Red oak timber product value loss due to fire damageThis article is part of a larger document. View the larger document here.

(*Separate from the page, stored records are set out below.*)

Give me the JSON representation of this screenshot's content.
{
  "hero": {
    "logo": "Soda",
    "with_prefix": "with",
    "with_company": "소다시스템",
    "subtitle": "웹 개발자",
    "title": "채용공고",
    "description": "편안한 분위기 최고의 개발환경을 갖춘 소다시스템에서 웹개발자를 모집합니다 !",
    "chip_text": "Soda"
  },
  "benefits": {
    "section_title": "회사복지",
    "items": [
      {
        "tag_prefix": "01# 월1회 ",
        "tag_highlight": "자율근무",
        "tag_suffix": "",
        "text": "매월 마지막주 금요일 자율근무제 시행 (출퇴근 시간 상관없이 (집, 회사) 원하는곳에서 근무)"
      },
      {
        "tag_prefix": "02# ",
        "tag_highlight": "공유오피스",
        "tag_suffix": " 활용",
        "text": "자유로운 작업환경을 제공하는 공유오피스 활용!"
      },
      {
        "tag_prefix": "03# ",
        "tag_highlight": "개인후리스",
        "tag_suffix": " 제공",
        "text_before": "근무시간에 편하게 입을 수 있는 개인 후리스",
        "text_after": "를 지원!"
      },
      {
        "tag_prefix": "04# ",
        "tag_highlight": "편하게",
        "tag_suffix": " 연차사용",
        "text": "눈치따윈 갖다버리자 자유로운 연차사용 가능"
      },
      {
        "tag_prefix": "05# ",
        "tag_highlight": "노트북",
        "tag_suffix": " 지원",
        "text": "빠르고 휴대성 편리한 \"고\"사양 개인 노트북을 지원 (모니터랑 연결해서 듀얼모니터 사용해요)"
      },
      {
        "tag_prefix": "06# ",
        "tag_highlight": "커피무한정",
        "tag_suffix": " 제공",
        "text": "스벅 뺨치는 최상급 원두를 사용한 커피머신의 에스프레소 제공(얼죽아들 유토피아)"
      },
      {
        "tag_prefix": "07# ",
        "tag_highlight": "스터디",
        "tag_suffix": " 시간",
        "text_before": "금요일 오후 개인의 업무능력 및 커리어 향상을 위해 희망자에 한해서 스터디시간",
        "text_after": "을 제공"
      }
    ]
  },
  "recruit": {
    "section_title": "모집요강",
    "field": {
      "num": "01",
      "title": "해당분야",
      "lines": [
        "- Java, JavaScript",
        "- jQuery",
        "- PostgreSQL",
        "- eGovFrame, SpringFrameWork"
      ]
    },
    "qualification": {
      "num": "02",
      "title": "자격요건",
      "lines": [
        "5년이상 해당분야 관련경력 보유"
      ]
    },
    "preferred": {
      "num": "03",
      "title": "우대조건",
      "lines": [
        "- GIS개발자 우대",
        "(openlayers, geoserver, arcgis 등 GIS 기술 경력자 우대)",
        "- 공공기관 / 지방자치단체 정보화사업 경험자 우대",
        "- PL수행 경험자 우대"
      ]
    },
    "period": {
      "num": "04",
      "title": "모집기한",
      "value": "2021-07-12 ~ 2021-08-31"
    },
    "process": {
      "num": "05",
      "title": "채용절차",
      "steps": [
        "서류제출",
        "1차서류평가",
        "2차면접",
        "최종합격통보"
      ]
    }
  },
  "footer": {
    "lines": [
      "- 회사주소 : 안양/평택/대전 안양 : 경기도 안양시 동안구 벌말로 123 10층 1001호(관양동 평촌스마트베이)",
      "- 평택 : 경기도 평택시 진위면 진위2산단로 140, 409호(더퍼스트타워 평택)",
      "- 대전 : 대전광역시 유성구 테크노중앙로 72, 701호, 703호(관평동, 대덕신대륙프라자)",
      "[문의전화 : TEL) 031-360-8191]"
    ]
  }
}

Fire is increasingly applied as a land management tool toward achieving multiple objectives in eastern North American oak (Quercus) communities. Prescribed fire treatments are applied for natural community restoration, hazardous fuel reduction, and multiple silvicultural objectives (Arthur and others 2012, Brose and others 2013, Brose and Van Lear 1998, Burton and others 2011, Dey and Hartman 2005, Pyne and others 1996). In southern Missouri, prescribed fire is used to restore glades, savannas, and woodlands by decreasing the number of woody stems, consuming litter, and creating forest canopy openings, thus promoting fire-tolerant tree and shade-intolerant herbaceous species (Nelson 2005). As land management agencies increasingly move toward landscape-level management processes (e.g., burn units > 1,000 acres), prescribed fire will burn across ecological boundaries more frequently, including into stands of merchantable timber. Currently there is much debate as to whether prescribed fire management for forest community restoration and managing for timber products are mutually exclusive practices. There is a need for improved understanding regarding how prescribed fire affects timber product values in areas containing merchantable sized trees.